* **Directions**
Look through the data below, and copy each line that carries the word "expanded".

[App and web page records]
• • •
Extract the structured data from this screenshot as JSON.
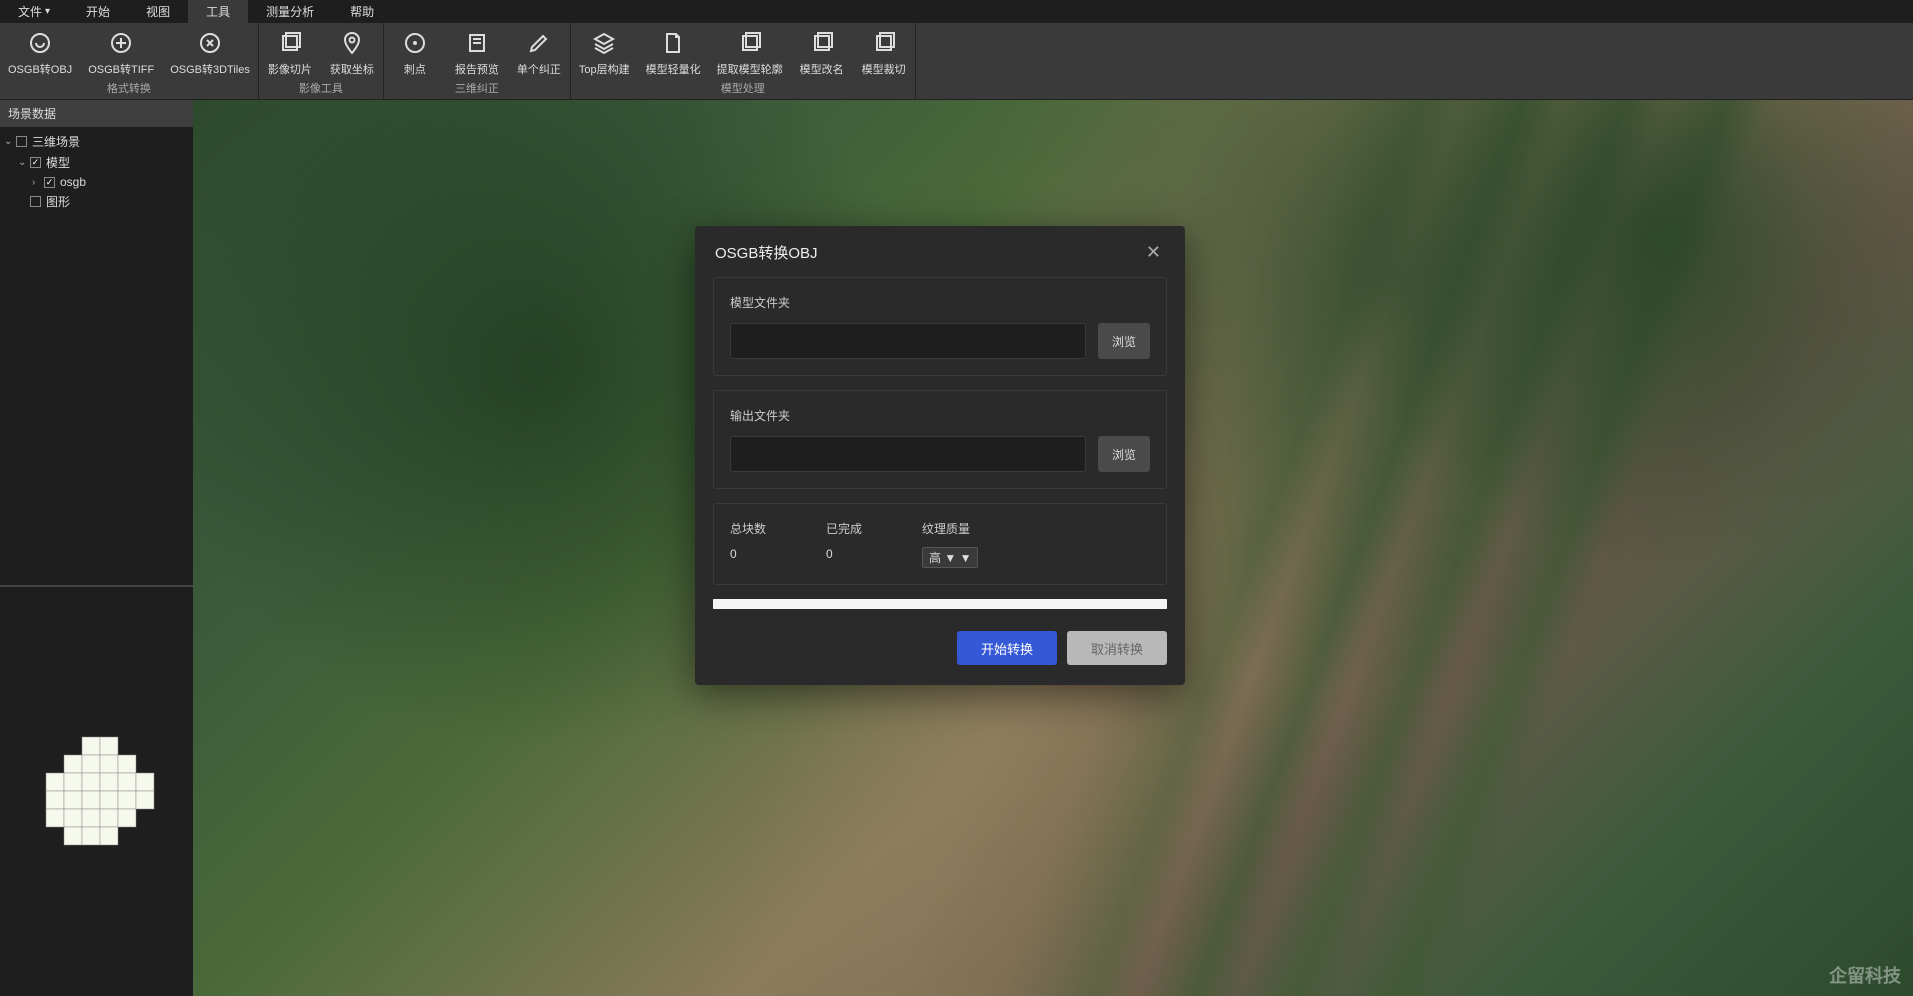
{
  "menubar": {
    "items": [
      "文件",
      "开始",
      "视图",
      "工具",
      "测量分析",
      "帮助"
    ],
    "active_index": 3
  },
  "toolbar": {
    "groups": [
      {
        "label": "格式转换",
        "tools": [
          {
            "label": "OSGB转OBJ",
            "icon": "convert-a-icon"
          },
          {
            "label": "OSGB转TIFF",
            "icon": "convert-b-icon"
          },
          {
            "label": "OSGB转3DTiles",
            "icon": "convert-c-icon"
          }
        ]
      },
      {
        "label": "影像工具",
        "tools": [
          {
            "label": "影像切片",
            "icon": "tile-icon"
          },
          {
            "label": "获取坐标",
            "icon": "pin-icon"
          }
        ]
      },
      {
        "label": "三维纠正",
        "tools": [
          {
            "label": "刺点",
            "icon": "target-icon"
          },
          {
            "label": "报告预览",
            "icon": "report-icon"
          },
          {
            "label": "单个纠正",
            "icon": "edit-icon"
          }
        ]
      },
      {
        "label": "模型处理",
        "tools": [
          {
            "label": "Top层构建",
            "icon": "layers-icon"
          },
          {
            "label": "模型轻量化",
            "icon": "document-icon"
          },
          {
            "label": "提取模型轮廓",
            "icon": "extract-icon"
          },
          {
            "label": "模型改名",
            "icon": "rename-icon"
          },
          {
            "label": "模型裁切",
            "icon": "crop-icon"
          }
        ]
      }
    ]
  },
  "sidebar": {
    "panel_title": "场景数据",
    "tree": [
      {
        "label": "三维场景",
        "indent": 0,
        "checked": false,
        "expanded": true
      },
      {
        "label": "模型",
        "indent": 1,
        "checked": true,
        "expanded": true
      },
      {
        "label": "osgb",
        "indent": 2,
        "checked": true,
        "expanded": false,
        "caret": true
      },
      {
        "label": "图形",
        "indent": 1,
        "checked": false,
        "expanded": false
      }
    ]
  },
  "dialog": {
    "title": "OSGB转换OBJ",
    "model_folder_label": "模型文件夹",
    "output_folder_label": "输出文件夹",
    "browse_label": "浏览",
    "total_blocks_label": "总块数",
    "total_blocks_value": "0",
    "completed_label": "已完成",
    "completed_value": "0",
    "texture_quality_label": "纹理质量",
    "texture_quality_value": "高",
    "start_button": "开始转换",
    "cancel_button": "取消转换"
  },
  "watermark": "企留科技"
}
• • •
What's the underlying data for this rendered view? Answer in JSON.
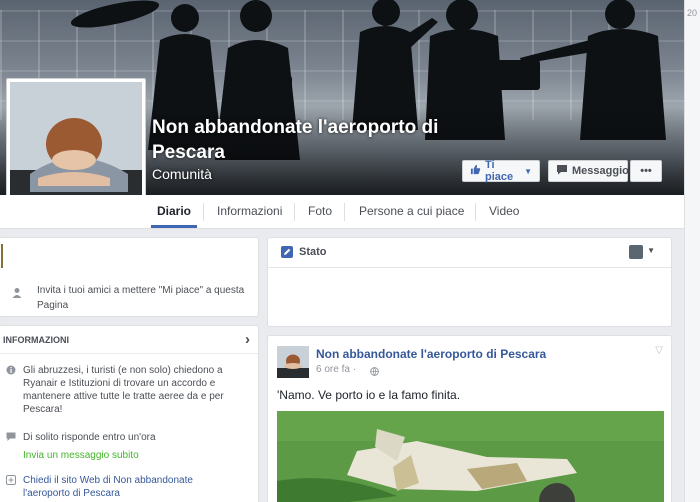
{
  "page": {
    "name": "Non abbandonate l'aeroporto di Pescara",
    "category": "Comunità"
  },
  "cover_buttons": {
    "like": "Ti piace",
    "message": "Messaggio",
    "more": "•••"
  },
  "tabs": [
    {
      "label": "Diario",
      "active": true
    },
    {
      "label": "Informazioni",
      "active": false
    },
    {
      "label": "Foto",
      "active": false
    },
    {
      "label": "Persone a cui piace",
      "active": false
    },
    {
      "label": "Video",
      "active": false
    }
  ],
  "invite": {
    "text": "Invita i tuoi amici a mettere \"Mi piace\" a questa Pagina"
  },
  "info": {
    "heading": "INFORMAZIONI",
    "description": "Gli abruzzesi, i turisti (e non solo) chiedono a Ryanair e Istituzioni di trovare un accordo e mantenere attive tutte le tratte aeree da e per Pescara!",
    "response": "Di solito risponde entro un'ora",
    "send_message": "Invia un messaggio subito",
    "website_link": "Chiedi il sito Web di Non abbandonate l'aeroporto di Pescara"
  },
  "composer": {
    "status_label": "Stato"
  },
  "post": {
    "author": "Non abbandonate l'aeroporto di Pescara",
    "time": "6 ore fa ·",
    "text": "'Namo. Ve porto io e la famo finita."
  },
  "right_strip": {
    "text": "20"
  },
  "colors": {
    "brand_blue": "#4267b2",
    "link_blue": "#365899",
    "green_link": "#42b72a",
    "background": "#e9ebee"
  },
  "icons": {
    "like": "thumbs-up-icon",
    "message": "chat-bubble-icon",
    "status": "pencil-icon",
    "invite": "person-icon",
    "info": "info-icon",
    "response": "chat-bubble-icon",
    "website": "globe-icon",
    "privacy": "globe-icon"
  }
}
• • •
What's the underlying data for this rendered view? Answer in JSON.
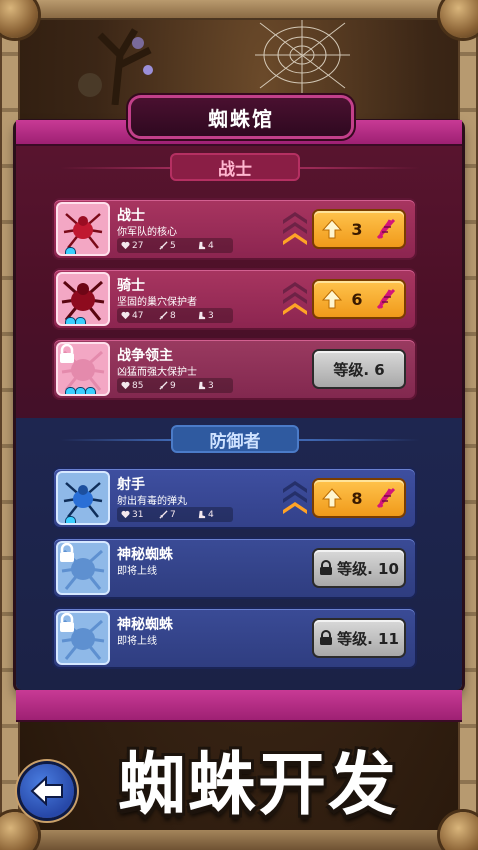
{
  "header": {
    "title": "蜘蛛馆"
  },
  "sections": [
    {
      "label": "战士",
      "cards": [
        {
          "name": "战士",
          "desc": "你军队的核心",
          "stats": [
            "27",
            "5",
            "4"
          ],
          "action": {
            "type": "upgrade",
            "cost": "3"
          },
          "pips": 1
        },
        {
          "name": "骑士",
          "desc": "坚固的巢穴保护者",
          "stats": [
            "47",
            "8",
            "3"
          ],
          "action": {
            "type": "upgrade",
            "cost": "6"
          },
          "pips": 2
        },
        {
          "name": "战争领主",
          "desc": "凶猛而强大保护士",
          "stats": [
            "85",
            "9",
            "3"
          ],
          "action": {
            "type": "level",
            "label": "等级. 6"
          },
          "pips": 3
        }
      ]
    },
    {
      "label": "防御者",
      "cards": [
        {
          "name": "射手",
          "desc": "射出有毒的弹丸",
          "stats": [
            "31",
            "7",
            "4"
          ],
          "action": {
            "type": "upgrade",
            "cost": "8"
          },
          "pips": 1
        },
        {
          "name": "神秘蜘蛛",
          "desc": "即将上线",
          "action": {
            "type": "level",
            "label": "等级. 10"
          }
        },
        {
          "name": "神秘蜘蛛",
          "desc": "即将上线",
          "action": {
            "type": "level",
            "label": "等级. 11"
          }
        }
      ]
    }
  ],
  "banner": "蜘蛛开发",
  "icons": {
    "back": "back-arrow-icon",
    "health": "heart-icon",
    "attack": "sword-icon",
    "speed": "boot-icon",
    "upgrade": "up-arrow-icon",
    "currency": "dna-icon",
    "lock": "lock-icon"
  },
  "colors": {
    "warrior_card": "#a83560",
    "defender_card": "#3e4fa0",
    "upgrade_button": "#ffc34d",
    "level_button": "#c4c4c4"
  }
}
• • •
* **Response**
        "expanded": true
        "expanded": true
        "expanded": false,
        "expanded": false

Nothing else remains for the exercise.